Category Archives: Herman Ridderbos
Herman Ridderbos, Studies in Scripture and Its Authority (1978), 83–4:
The meaning of Christ’s self-sacrifice provides the New Testament message of reconciliation with a depth-dimension of which the church may never lose sight. To slight this dimension is to lose touch with the very mystery of the gospel.
It is hardly surprising, therefore, that many who live out of this mystery of salvation and who find there the only consolation for life and death view with suspicion any new ideas putting all the emphasis on what our lives ought to reveal, instead of emphasizing what Christ has done, once and for all, in our place. Is this not a radical shift in focus? And ought we not rather to count as nothing all human effort so that we focus our attention and faith exclusively on what Christ, by his death and resurrection, has fully done, once and for all, in our place?
To think that way is to run the risk of making a serious mistake.
For although we are completely correct to stress the expiatory and atoning effect of Christ’s sacrifice as the focal point of the biblical account of reconciliation, we may not restrict the power of that sacrifice to what Christ once suffered and performed in our place. We refer again to the victorious power of Christ’s death and resurrection in his battle against the powers and demons which, as God’s adversaries, chained persons to their service. But this victory not only affects Satan and his subjects; the suffering and death of Christ also exert a liberating and renewing power in the lives of all who believe in him. The effect of this sacrifice is not only that it frees us from the guilt and punishment of sin, but also that it subjects us to Christ’s regime. Reconciliation means that the world — all things, man included — is again put right with God.
From Herman Ridderbos’s classic book Paul: An Outline of His Theology, page 57:
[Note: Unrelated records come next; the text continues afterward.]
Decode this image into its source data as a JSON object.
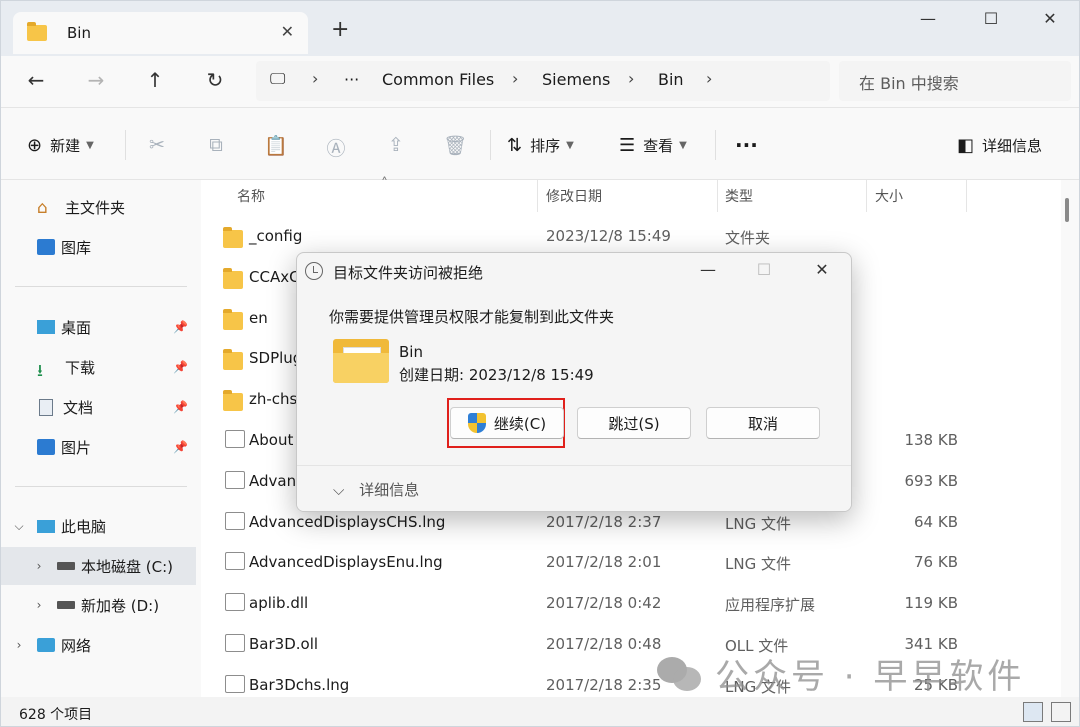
{
  "tab": {
    "title": "Bin"
  },
  "breadcrumb": {
    "more": "···",
    "items": [
      "Common Files",
      "Siemens",
      "Bin"
    ]
  },
  "search": {
    "placeholder": "在 Bin 中搜索"
  },
  "commands": {
    "new_label": "新建",
    "sort_label": "排序",
    "view_label": "查看",
    "more": "···",
    "details_label": "详细信息"
  },
  "sidebar": {
    "home": "主文件夹",
    "gallery": "图库",
    "desktop": "桌面",
    "downloads": "下载",
    "documents": "文档",
    "pictures": "图片",
    "thispc": "此电脑",
    "drive_c": "本地磁盘 (C:)",
    "drive_d": "新加卷 (D:)",
    "network": "网络"
  },
  "columns": {
    "name": "名称",
    "modified": "修改日期",
    "type": "类型",
    "size": "大小"
  },
  "files": [
    {
      "name": "_config",
      "date": "2023/12/8 15:49",
      "type": "文件夹",
      "size": "",
      "kind": "folder"
    },
    {
      "name": "CCAxC",
      "date": "",
      "type": "",
      "size": "",
      "kind": "folder"
    },
    {
      "name": "en",
      "date": "",
      "type": "",
      "size": "",
      "kind": "folder"
    },
    {
      "name": "SDPlug",
      "date": "",
      "type": "",
      "size": "",
      "kind": "folder"
    },
    {
      "name": "zh-chs",
      "date": "",
      "type": "",
      "size": "",
      "kind": "folder"
    },
    {
      "name": "About",
      "date": "",
      "type": "",
      "size": "138 KB",
      "kind": "file"
    },
    {
      "name": "Advan",
      "date": "",
      "type": "",
      "size": "693 KB",
      "kind": "file"
    },
    {
      "name": "AdvancedDisplaysCHS.lng",
      "date": "2017/2/18 2:37",
      "type": "LNG 文件",
      "size": "64 KB",
      "kind": "file"
    },
    {
      "name": "AdvancedDisplaysEnu.lng",
      "date": "2017/2/18 2:01",
      "type": "LNG 文件",
      "size": "76 KB",
      "kind": "file"
    },
    {
      "name": "aplib.dll",
      "date": "2017/2/18 0:42",
      "type": "应用程序扩展",
      "size": "119 KB",
      "kind": "file"
    },
    {
      "name": "Bar3D.oll",
      "date": "2017/2/18 0:48",
      "type": "OLL 文件",
      "size": "341 KB",
      "kind": "file"
    },
    {
      "name": "Bar3Dchs.lng",
      "date": "2017/2/18 2:35",
      "type": "LNG 文件",
      "size": "25 KB",
      "kind": "file"
    }
  ],
  "status": {
    "count": "628 个项目"
  },
  "dialog": {
    "title": "目标文件夹访问被拒绝",
    "message": "你需要提供管理员权限才能复制到此文件夹",
    "folder_name": "Bin",
    "folder_created": "创建日期: 2023/12/8 15:49",
    "continue_label": "继续(C)",
    "skip_label": "跳过(S)",
    "cancel_label": "取消",
    "more_label": "详细信息"
  },
  "watermark": {
    "text": "公众号 · 早早软件"
  },
  "colors": {
    "highlight": "#e0201b",
    "folder": "#f7c548",
    "accent": "#0067c0"
  }
}
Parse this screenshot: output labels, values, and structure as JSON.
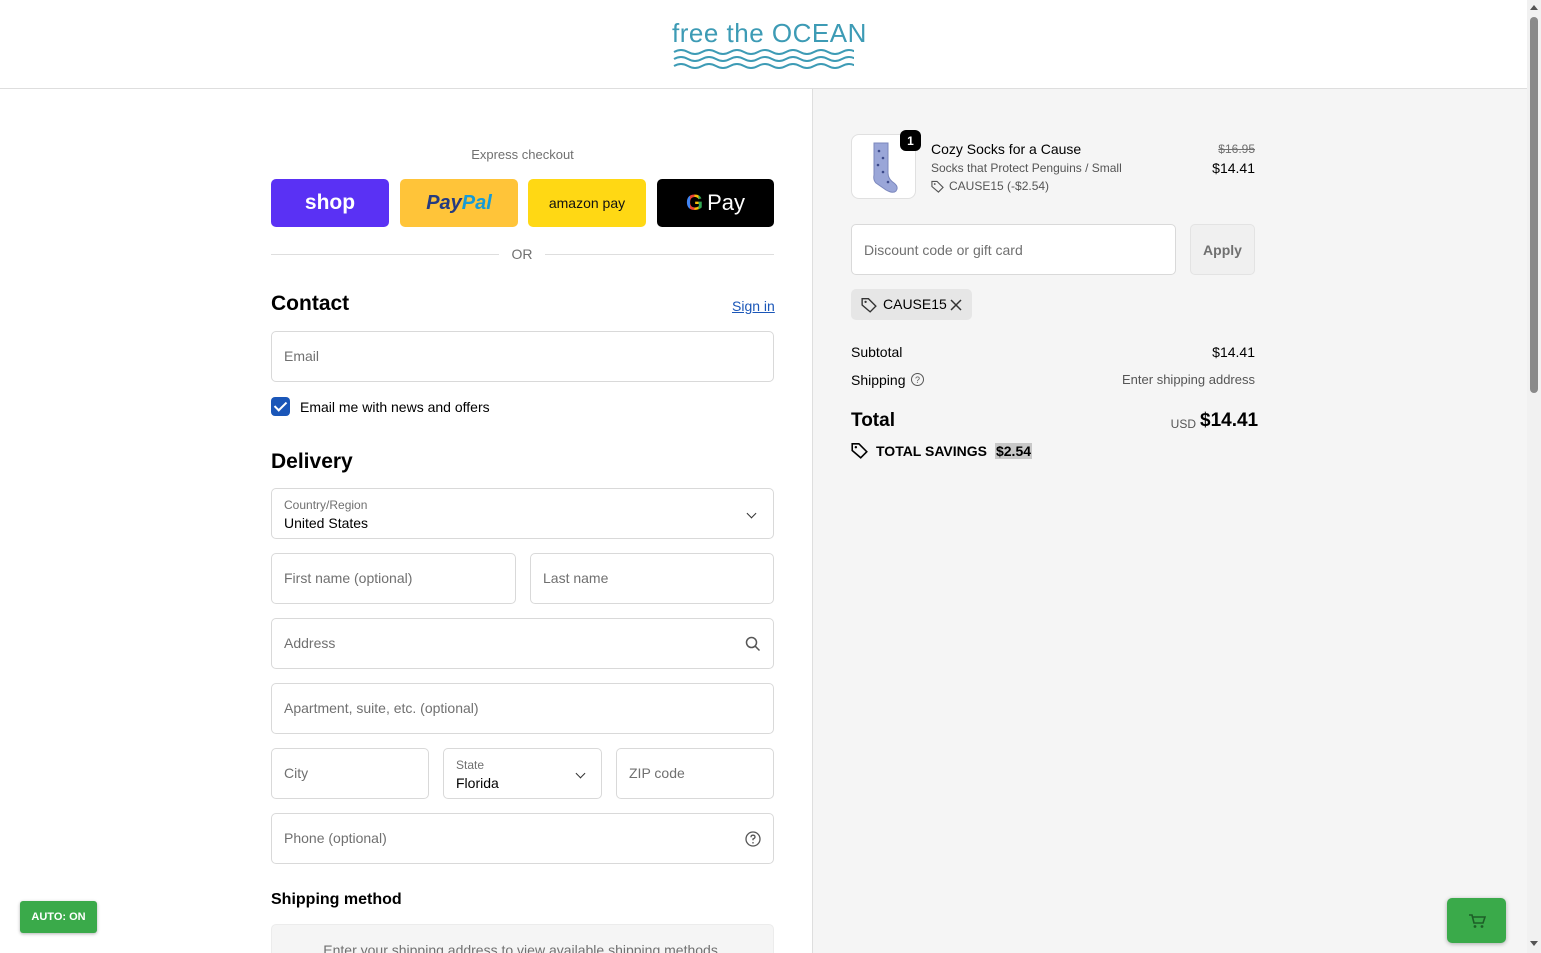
{
  "brand": {
    "logo_text": "free the OCEAN"
  },
  "express": {
    "title": "Express checkout",
    "shop_label": "shop",
    "paypal_label_a": "Pay",
    "paypal_label_b": "Pal",
    "amazon_label": "amazon pay",
    "gpay_g": "G",
    "gpay_label": "Pay",
    "or_label": "OR"
  },
  "contact": {
    "title": "Contact",
    "signin_label": "Sign in",
    "email_placeholder": "Email",
    "newsletter_label": "Email me with news and offers",
    "newsletter_checked": true
  },
  "delivery": {
    "title": "Delivery",
    "country_label": "Country/Region",
    "country_value": "United States",
    "first_name_placeholder": "First name (optional)",
    "last_name_placeholder": "Last name",
    "address_placeholder": "Address",
    "apartment_placeholder": "Apartment, suite, etc. (optional)",
    "city_placeholder": "City",
    "state_label": "State",
    "state_value": "Florida",
    "zip_placeholder": "ZIP code",
    "phone_placeholder": "Phone (optional)"
  },
  "shipping_method": {
    "title": "Shipping method",
    "placeholder_text": "Enter your shipping address to view available shipping methods."
  },
  "auto_toggle": {
    "label": "AUTO: ON"
  },
  "order": {
    "item": {
      "quantity": "1",
      "name": "Cozy Socks for a Cause",
      "variant": "Socks that Protect Penguins / Small",
      "discount": "CAUSE15 (-$2.54)",
      "original_price": "$16.95",
      "price": "$14.41"
    },
    "discount_placeholder": "Discount code or gift card",
    "apply_label": "Apply",
    "applied_code": "CAUSE15",
    "subtotal_label": "Subtotal",
    "subtotal_value": "$14.41",
    "shipping_label": "Shipping",
    "shipping_value": "Enter shipping address",
    "total_label": "Total",
    "currency": "USD",
    "total_value": "$14.41",
    "savings_label": "TOTAL SAVINGS",
    "savings_value": "$2.54"
  },
  "colors": {
    "accent": "#1a56b8",
    "shop": "#5a31f4",
    "paypal": "#ffc439",
    "amazon": "#ffd814",
    "auto_green": "#3aaa4a",
    "logo": "#3d9bb5"
  }
}
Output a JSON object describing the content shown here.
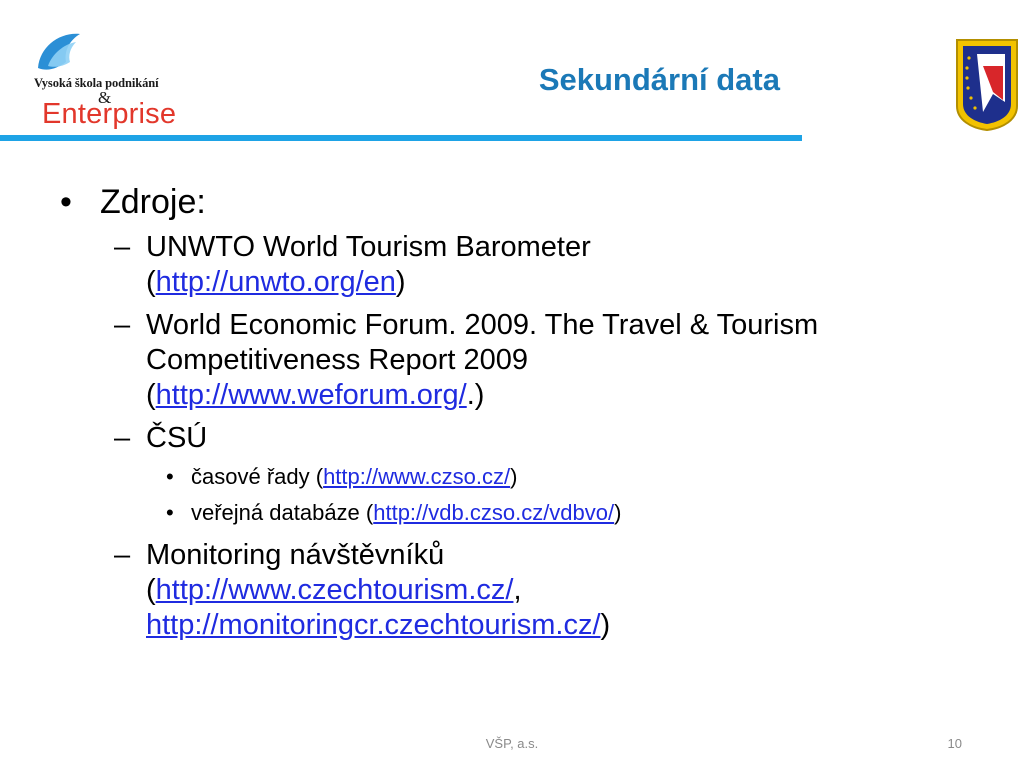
{
  "header": {
    "logo": {
      "school_name": "Vysoká škola podnikání",
      "ampersand": "&",
      "brand": "Enterprise"
    },
    "title": "Sekundární data",
    "badge_icon": "euroregion-praded-emblem"
  },
  "content": {
    "heading": "Zdroje:",
    "items": [
      {
        "text": "UNWTO World Tourism Barometer",
        "open": "(",
        "link": "http://unwto.org/en",
        "close": ")"
      },
      {
        "line1": "World Economic Forum. 2009. The Travel & Tourism",
        "line2": "Competitiveness Report 2009",
        "open": "(",
        "link": "http://www.weforum.org/",
        "close": ".)"
      },
      {
        "text": "ČSÚ",
        "sub": [
          {
            "text": "časové řady (",
            "link": "http://www.czso.cz/",
            "close": ")"
          },
          {
            "text": "veřejná databáze (",
            "link": "http://vdb.czso.cz/vdbvo/",
            "close": ")"
          }
        ]
      },
      {
        "text": "Monitoring návštěvníků",
        "open": "(",
        "link1": "http://www.czechtourism.cz/",
        "sep": ",",
        "link2": "http://monitoringcr.czechtourism.cz/",
        "close": ")"
      }
    ]
  },
  "footer": {
    "center": "VŠP, a.s.",
    "page": "10"
  },
  "colors": {
    "title": "#1b79b7",
    "rule": "#1ea3e6",
    "link": "#1f2be0",
    "logo_red": "#e2372b"
  }
}
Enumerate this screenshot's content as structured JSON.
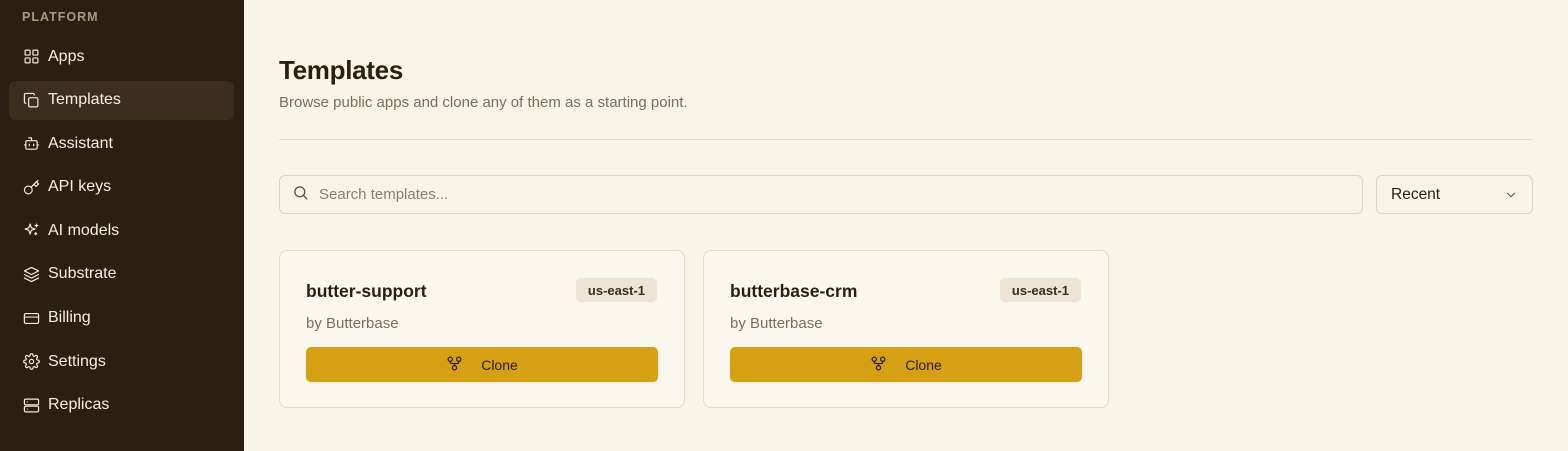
{
  "sidebar": {
    "section_label": "PLATFORM",
    "items": [
      {
        "label": "Apps",
        "icon": "grid-icon"
      },
      {
        "label": "Templates",
        "icon": "copy-icon",
        "active": true
      },
      {
        "label": "Assistant",
        "icon": "bot-icon"
      },
      {
        "label": "API keys",
        "icon": "key-icon"
      },
      {
        "label": "AI models",
        "icon": "sparkles-icon"
      },
      {
        "label": "Substrate",
        "icon": "layers-icon"
      },
      {
        "label": "Billing",
        "icon": "credit-card-icon"
      },
      {
        "label": "Settings",
        "icon": "gear-icon"
      },
      {
        "label": "Replicas",
        "icon": "server-icon"
      }
    ]
  },
  "main": {
    "title": "Templates",
    "subtitle": "Browse public apps and clone any of them as a starting point.",
    "search": {
      "placeholder": "Search templates...",
      "value": ""
    },
    "sort": {
      "selected": "Recent"
    },
    "cards": [
      {
        "name": "butter-support",
        "author": "by Butterbase",
        "region": "us-east-1",
        "clone_label": "Clone"
      },
      {
        "name": "butterbase-crm",
        "author": "by Butterbase",
        "region": "us-east-1",
        "clone_label": "Clone"
      }
    ]
  },
  "colors": {
    "sidebar_bg": "#2a1f10",
    "page_bg": "#f9f4e8",
    "accent": "#d6a015"
  }
}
Paul’s kerygma [message] of the great time of salvation that has dawned in Christ is above all determined by Christ’s death and resurrection. It is in them that the present aeon has lost its power and hold on the children of Adam and that the new things have come. For this reason, too, the entire unfolding of the salvation that has dawned with Christ again and again harks back to his death and resurrection, because all the facets in which this salvation appears and all the names by which it is described are ultimately nothing other than the unfolding of what this all-important breakthrough of life in death, of the kingdom of God in this present world, contains within itself. Here all lines come together, and from hence the whole Pauline proclamation of redemption can be described in its unity and coherence. Paul’s preaching, so we have seen, is “eschatology,” because it is preaching the fulfilling redemptive work of God in Christ. We might be able to delimit this further, to a certain extent schematically, by speaking of Paul’s “resurrection-eschatology.” For it is in Christ’s death and subsequent resurrection that the mystery of the redemptive plan of God has manifested itself in its true character and that the new creation has come to light.